We pay attention to federal criminal cases everywhere in the country, not just those here in Atlanta or other parts of Georgia, nor merely those arising in nearby states like Florida, Alabama or Tennessee. One reason we pay attention is so we know all the hot issues that might help our clients. One such issue focuses on how far one person can be held accountable for the actions of another person who was involved in the same crime. The fancy name for this is “aider and abettor” liability. In an earlier post I noted how I pushed this issue over 20 years ago, resulting in my very first win on appeal. I also noted how the U.S. Supreme Court recently took on a case that focused on whether my original arguments were correct. Last week, they issued their ruling in Rosemond v. United States, and they agreed with the defense perspective. You can read it here.

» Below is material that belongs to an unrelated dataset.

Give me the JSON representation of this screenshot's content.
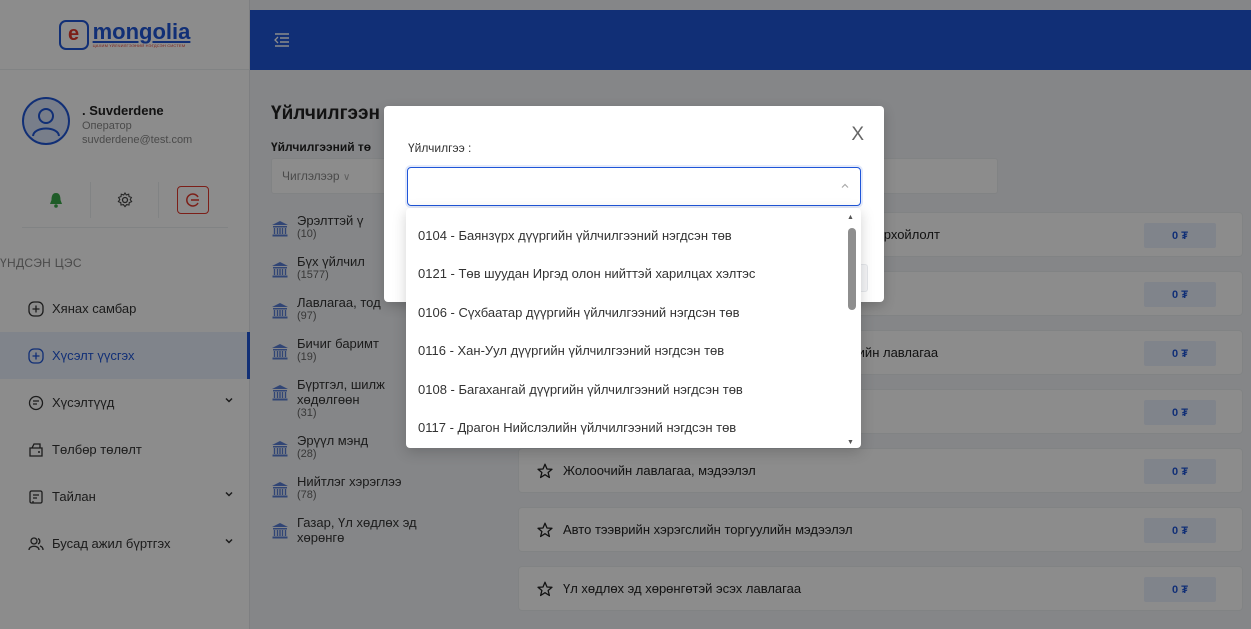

Justus Rosemond took part in a drug deal where either he or another participant fired a gun. Federal prosecutors charged everybody involved in the deal with shooting the weapon, and their theory was either that Rosemond himself shot the weapon, or that he “aided and abetted” the shooter. That’s crucial because an aider and abettor is just as responsible as the actual shooter, and would get the same mandatory additional 5 or 7 years tacked on to a sentence.
The trial judge told the jury that Rosemond was guilty of aiding and abetting the gun crime if he (1) “knew his cohort used a firearm in the drug trafficking crime” and (2) “knowingly and actively participated in the drug trafficking crime.” The second alternative was crucial, because a jury could then find Mr. Rosemond guilty of the shooting merely by finding that he wanted to be part of the drug crime, regardless of whether Rosemond had any knowledge of or intention that a gun would be part of the deal.

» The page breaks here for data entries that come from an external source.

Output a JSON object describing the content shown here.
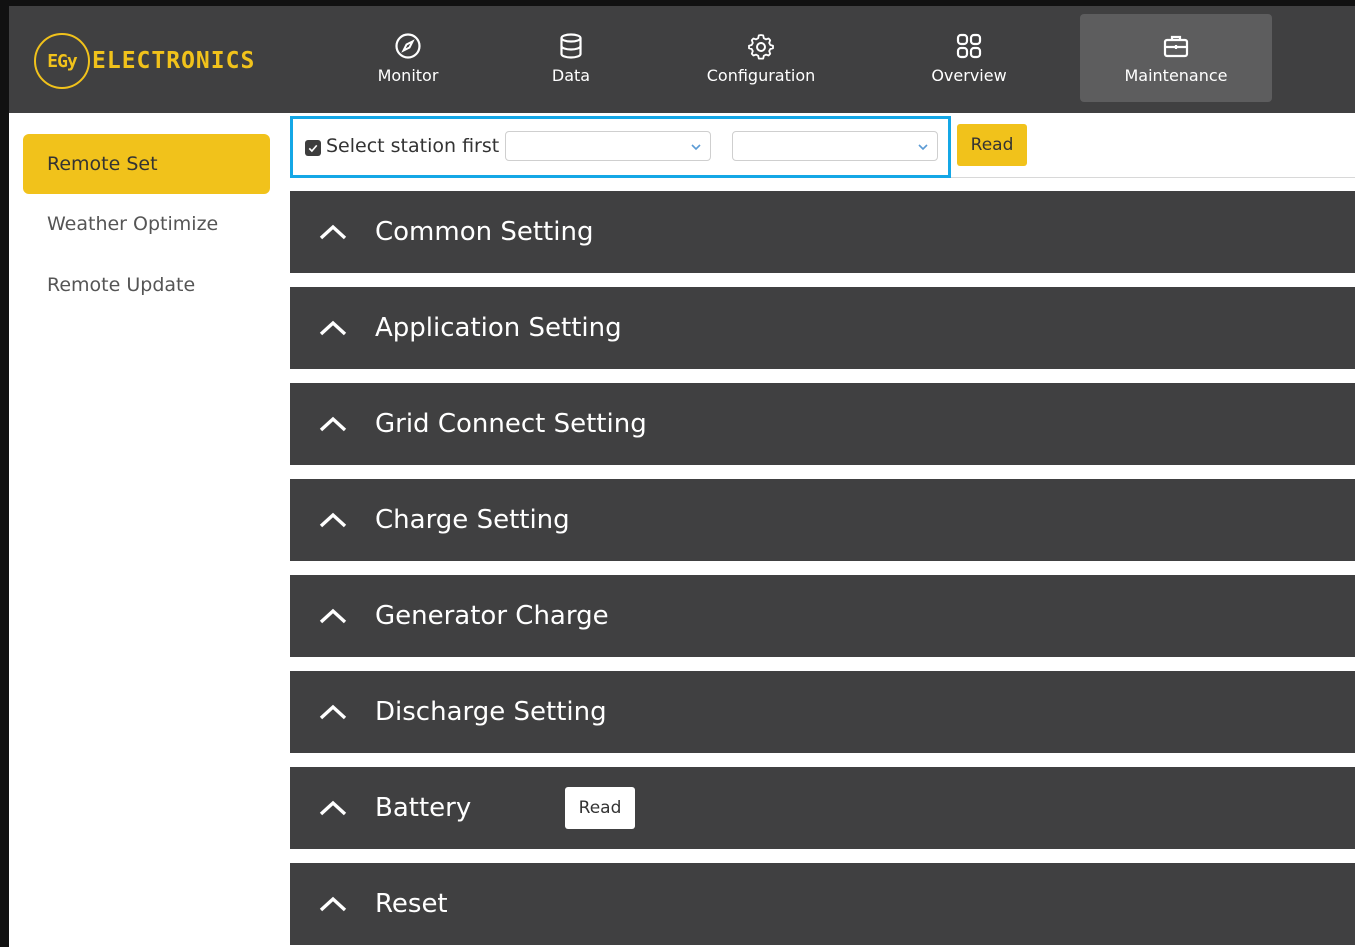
{
  "brand": {
    "logo_mark": "EGy",
    "logo_text": "ELECTRONICS",
    "accent_color": "#f1c21b"
  },
  "nav": {
    "items": [
      {
        "label": "Monitor",
        "icon": "compass-icon"
      },
      {
        "label": "Data",
        "icon": "database-icon"
      },
      {
        "label": "Configuration",
        "icon": "gear-icon"
      },
      {
        "label": "Overview",
        "icon": "grid-icon"
      },
      {
        "label": "Maintenance",
        "icon": "briefcase-icon",
        "active": true
      }
    ]
  },
  "sidebar": {
    "items": [
      {
        "label": "Remote Set",
        "active": true
      },
      {
        "label": "Weather Optimize"
      },
      {
        "label": "Remote Update"
      }
    ]
  },
  "toolbar": {
    "checkbox_label": "Select station first",
    "checkbox_checked": true,
    "station_select_value": "",
    "device_select_value": "",
    "read_label": "Read",
    "highlight_color": "#14a7e6"
  },
  "sections": [
    {
      "title": "Common Setting"
    },
    {
      "title": "Application Setting"
    },
    {
      "title": "Grid Connect Setting"
    },
    {
      "title": "Charge Setting"
    },
    {
      "title": "Generator Charge"
    },
    {
      "title": "Discharge Setting"
    },
    {
      "title": "Battery",
      "read_label": "Read"
    },
    {
      "title": "Reset"
    }
  ]
}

In reversing his conviction, the Supreme Court sort of cut the baby in half. They rejected the idea that an aider and abettor had to have exactly the same “intent” as the shooter. However, they also ruled that there must be proof that when a defendant aids and abets a gun violation prosecutors must prove that the defendant actively participated in the underlying drug trafficking or violent crime with advance knowledge that a confederate would use or carry a gun during the crime’s commission. An active participant in a drug transaction has the intent needed to aid and abet a gun violation when he knows that one of his confederates will carry a gun. This must be advance knowledge-meaning, knowledge at a time when the accomplice has a reasonable opportunity to walk away.
As noted above, the trial judge did not tell the jury that Rosemond needed to know in advance that one of his cohorts would be armed before he could be held accountable under aiding and abetting liability. Instead, the judge merely told the jury to consider whether Rosemond “knew his cohort used a firearm,” and the trial judge did not direct the jury to determine when Rosemond found about the other person’s gun. As a result, they reversed his case and sent it back to the court of appeals for more consideration.
As I mentioned in my earlier post on this issue, this is precisely the same issue I won 20 years ago. In that case, I was able to shave off 20 years from my client’s sentence. Let’s hope that other attorneys can use this recent ruling to help their clients if the situation fits the facts.